> **WHAT YOU NEED TO DO**
Tally up the lines below with "JSON" in them. Answer with the number only.

> **DATA FOR REVIEW**
====

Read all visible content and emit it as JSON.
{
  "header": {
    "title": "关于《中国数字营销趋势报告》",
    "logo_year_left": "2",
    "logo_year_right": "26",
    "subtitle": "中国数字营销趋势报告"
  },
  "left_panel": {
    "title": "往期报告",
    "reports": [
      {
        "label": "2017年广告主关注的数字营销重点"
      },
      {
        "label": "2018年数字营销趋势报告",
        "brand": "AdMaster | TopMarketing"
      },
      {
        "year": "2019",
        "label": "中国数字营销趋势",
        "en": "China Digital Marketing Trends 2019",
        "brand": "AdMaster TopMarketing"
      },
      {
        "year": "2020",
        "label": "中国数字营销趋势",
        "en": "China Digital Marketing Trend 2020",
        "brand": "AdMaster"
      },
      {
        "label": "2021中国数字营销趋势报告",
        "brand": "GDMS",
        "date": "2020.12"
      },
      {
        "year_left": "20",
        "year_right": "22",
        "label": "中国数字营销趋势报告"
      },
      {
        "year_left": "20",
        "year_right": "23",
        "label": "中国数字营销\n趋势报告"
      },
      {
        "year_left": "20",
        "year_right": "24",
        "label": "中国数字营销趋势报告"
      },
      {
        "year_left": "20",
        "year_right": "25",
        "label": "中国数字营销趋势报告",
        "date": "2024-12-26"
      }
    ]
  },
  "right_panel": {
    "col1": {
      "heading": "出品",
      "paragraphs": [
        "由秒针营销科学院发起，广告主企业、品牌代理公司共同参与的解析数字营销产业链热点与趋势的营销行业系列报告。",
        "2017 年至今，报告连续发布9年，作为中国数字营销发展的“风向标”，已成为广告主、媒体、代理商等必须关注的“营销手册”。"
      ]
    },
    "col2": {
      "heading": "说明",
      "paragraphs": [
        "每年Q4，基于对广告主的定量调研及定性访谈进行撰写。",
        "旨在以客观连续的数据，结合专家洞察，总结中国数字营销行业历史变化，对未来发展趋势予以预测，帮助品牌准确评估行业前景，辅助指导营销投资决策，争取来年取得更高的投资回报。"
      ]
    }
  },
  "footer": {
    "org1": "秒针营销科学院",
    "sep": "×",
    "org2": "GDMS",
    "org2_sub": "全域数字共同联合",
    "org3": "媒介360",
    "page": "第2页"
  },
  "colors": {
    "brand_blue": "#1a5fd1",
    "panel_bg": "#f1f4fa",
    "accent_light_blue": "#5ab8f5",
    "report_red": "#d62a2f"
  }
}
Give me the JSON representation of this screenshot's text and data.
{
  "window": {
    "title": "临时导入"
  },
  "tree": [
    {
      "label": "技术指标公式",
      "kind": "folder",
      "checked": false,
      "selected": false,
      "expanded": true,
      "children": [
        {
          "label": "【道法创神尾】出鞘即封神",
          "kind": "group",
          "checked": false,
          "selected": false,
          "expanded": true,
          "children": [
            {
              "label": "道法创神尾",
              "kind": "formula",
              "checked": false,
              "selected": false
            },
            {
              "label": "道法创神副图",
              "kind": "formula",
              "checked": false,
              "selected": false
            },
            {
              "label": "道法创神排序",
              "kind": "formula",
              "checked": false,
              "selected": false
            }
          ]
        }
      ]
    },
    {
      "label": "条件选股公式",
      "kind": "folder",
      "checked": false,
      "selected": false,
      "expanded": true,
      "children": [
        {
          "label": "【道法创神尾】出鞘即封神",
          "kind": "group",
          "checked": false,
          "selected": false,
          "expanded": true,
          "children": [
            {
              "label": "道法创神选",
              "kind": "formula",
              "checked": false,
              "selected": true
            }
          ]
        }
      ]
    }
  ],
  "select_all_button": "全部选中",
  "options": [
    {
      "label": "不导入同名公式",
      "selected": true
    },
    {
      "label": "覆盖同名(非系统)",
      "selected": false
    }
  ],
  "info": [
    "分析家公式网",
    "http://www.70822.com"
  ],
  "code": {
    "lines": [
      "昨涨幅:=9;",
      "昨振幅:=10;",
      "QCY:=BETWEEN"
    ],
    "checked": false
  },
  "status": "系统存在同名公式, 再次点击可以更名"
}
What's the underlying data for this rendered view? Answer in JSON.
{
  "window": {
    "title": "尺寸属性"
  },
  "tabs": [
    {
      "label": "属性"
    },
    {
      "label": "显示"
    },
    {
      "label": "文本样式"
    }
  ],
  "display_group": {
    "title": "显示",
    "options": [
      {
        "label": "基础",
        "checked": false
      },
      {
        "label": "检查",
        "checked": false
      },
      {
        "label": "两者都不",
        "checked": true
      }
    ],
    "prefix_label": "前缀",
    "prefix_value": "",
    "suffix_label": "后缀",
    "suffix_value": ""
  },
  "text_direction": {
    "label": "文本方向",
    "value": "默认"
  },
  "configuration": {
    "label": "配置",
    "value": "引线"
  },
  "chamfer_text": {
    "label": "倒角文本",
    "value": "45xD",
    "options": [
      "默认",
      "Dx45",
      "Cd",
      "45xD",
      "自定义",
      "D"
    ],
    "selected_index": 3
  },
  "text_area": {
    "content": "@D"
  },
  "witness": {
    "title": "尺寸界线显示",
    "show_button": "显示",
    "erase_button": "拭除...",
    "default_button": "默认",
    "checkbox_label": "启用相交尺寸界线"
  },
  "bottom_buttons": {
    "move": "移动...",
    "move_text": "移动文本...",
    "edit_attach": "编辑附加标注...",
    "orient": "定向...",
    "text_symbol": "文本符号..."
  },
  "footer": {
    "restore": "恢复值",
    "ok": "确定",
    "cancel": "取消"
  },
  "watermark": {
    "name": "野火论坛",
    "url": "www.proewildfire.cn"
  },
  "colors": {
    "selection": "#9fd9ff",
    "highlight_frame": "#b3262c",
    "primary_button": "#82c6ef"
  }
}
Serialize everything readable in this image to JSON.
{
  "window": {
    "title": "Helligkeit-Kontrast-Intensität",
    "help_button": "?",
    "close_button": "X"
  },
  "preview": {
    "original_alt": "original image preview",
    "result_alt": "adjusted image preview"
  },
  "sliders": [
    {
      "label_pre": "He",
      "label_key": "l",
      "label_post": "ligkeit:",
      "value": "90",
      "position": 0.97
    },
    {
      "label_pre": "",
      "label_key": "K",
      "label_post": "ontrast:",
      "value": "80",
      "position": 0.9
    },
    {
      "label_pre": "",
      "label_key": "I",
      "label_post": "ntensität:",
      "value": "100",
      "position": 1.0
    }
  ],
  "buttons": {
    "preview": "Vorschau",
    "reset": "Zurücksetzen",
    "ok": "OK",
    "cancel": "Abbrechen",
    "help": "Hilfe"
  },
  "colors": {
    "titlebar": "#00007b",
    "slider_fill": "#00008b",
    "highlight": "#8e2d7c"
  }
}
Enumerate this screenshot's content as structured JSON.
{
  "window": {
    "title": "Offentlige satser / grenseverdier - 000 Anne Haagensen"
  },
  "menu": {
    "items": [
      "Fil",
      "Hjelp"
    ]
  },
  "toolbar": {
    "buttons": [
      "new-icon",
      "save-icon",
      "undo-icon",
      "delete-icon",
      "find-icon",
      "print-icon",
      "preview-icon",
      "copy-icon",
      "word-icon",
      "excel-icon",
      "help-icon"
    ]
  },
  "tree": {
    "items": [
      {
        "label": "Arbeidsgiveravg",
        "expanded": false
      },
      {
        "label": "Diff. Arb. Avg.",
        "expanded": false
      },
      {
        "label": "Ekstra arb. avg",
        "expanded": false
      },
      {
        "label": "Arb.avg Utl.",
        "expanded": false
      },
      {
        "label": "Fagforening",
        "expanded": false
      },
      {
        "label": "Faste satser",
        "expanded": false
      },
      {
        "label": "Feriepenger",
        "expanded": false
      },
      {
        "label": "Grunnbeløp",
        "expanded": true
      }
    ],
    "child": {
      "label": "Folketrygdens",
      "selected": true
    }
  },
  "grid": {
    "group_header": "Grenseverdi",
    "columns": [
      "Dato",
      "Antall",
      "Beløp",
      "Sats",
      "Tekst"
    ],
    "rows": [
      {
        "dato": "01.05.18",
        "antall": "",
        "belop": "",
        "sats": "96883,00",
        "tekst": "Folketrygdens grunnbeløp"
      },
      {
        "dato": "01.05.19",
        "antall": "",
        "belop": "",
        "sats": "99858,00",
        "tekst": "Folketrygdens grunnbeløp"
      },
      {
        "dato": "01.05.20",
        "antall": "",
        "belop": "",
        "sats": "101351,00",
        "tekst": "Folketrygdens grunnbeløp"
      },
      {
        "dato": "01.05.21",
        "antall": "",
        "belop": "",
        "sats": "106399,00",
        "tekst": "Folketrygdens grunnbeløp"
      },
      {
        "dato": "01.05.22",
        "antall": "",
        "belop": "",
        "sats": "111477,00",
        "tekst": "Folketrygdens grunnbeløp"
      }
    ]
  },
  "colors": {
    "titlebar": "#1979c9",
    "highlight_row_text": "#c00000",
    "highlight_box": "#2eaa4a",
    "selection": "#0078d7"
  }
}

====

> **TASK OUTPUT**
5